THE DATA
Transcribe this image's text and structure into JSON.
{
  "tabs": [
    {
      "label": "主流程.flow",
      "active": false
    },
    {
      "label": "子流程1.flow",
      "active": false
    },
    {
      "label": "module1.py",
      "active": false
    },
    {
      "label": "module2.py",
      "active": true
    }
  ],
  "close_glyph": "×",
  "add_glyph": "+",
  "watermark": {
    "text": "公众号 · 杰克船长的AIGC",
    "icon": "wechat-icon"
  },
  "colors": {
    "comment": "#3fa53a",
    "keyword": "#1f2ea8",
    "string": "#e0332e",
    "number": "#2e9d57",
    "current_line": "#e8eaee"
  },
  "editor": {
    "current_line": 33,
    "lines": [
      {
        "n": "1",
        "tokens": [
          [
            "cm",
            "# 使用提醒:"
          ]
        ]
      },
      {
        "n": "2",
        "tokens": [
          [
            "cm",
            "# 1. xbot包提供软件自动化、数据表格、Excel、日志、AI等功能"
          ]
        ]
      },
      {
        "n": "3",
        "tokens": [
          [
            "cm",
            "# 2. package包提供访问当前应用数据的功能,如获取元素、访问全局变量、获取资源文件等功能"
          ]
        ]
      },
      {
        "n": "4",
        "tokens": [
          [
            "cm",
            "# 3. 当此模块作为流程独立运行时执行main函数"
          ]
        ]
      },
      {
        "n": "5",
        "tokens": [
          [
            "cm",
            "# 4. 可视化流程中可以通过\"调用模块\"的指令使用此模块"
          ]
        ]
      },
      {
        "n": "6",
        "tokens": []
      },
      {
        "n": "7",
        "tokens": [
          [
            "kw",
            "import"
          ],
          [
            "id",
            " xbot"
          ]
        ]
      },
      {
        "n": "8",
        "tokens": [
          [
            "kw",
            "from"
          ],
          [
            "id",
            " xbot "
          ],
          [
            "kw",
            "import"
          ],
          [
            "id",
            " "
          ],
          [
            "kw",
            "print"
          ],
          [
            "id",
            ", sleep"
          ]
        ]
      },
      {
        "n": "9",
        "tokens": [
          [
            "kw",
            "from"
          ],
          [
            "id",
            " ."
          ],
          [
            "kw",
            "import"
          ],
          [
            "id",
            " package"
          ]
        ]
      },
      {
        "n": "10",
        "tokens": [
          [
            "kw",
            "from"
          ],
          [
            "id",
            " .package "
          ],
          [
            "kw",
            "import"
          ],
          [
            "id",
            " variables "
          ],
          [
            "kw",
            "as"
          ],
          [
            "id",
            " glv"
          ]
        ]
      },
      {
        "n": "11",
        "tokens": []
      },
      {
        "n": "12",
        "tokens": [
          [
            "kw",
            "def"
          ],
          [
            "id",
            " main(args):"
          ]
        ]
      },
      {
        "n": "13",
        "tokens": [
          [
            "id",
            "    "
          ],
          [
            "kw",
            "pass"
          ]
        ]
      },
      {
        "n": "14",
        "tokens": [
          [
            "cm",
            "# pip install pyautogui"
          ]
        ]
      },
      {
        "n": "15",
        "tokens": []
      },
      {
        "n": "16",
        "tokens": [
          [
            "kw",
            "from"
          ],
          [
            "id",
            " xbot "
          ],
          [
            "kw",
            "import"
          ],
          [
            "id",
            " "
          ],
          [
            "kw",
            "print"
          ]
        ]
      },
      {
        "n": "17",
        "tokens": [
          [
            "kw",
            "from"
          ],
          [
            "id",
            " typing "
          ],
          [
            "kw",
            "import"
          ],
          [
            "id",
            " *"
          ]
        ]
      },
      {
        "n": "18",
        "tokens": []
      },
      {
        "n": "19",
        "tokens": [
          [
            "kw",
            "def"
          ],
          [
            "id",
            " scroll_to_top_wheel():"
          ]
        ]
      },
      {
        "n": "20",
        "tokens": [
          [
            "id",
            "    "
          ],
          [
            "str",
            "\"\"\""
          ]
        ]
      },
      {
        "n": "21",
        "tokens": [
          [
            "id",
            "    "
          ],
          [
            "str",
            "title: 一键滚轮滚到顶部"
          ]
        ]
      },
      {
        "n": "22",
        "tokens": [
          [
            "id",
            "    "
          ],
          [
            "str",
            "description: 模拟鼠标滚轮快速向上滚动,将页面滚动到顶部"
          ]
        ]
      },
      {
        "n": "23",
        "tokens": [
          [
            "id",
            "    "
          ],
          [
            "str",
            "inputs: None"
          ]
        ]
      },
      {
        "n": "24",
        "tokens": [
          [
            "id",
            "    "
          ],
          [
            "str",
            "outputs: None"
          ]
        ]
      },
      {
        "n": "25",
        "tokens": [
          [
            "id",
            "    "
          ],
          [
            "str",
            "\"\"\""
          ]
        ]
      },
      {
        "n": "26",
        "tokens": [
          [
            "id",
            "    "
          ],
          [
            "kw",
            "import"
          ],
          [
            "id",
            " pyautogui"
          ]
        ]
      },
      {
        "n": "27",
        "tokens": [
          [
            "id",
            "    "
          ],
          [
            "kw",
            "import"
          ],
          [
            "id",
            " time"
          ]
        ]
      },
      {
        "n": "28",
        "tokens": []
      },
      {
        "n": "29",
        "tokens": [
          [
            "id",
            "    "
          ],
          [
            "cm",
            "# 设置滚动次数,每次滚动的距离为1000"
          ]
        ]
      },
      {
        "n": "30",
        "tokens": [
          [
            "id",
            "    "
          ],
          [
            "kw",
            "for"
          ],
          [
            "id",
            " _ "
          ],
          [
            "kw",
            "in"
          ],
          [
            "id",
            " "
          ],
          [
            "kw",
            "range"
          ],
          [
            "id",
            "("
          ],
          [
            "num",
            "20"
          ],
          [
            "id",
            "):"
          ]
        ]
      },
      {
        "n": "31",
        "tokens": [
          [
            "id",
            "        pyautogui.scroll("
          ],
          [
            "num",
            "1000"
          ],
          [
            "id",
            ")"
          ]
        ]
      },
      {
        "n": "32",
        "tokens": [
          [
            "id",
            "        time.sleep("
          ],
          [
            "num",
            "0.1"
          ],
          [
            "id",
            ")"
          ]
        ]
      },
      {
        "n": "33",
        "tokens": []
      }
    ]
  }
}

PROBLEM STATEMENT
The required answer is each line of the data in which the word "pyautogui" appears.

RESULT
            "# pip install pyautogui"
            " pyautogui"
            "        pyautogui.scroll("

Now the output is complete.